The outbreak of church burnings this summer, while reprehensible, may continue as anger mounts following each new discovery. This is the risk that the Church continues to run if they refuse to co-operate with efforts to discover the truth. Anger will continue to grow the longer they remain defensive. It will wound the faith of an increasing number of their members, as many have already declared. It will further damage the reputation of the Church, just as it was beginning to dig itself out from two decades of shame from the pedophile priests scandals. The Church should move now to avoid another decade of shame.

But the ball is now in the government of Canada’s court. It knows where these crimes were committed. It will soon know from investigations, conducted by the media, Indigenous leaders and families, the names of an increasing number of the victims. The names of the bishops and bureaucrats in charge are slowly being revealed. It is up to the government to show the courage and leadership to take the next step: an independent tribunal, made up of judges and Indigenous leaders, and representatives of the survivor families, with legal powers to compel testimony and documents.

The legacy of the South African commission is mixed and still widely debated. If failed to bring the most serious offenders to justice. It failed to win reparations for the victims. Many of its recommendations are still not implemented nearly 20 years later. In that, the frustrating experience of Justice Sinclair’s in failing to get Canadian governments to act on his 92 recommendations, is a Canadian mirror of Desmond Tutu’s struggle. But there are several key differences.

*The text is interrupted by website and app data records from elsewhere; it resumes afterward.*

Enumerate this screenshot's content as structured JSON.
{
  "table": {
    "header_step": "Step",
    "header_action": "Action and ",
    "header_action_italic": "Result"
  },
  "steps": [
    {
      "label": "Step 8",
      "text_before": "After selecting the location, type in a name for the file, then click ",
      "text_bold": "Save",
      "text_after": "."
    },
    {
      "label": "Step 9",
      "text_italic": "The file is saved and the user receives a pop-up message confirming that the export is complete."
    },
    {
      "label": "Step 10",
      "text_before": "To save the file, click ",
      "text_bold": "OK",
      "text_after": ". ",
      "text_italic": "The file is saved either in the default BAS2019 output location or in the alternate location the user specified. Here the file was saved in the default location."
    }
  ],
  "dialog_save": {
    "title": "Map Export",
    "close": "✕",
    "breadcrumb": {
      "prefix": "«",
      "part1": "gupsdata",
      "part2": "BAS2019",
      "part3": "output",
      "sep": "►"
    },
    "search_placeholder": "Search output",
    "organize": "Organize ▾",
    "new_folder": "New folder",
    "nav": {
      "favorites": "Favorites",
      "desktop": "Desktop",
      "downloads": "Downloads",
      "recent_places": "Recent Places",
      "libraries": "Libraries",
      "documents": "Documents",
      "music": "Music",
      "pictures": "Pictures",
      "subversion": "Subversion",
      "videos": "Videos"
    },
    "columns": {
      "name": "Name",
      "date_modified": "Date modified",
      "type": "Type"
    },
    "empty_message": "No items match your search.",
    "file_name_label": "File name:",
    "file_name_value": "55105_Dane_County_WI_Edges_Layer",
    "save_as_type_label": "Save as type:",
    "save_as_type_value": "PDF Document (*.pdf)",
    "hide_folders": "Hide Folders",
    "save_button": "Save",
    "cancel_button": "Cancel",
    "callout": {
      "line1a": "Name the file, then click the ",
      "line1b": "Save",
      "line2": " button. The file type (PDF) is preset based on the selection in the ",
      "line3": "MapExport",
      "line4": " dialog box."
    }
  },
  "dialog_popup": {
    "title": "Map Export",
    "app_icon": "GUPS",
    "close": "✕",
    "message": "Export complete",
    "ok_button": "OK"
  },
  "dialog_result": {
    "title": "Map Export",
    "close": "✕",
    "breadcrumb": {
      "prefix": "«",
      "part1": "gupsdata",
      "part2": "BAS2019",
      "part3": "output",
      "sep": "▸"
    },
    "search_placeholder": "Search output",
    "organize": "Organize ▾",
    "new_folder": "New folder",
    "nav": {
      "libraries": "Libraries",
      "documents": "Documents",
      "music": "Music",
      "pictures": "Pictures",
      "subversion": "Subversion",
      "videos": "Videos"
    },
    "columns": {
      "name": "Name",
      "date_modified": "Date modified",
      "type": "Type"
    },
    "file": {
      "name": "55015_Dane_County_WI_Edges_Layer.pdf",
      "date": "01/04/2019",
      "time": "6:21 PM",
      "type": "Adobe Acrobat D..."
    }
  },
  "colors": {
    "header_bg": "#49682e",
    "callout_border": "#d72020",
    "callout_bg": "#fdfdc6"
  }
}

South Africans were seized and educated for years by the drama and detail of the Commission’s daily broadcast public hearings. A sense of release and relief about the end of apartheid was widely acknowledged. The nation was given a chance to begin reconciliation by this gruelling process of revelation. The power of secrecy and cover-up that had compounded the injustice to the victims of apartheid by keeping them invisible through a system of fear and retaliation was finally disarmed. A line was drawn in the sand between the sins of the old South Africa and the promise of the Mandela era. If absolute closure, through the stern application of justice to the perpetrators was not possible, a detailed history of the sins of the apartheid regime’s crimes was.

We should learn from, and then aspire to do better than Desmond Tutu was able to do. We can bring many of the guilty into the light, and some perhaps, to justice. Canada would be more likely to make progress toward genuine reconciliation with Indigenous communities if even that detailed, proven, history was written here. And if the families of the survivors of these deadly “schools” were given new tools to seek closure.

And, as an increasing number of survivors’ families are now declaring, “It’s up to you now, Justin Trudeau.”

Contributing Writer Robin V. Sears. national director of the NDP during the Broadbent years, is an independent communications consultant based in Ottawa.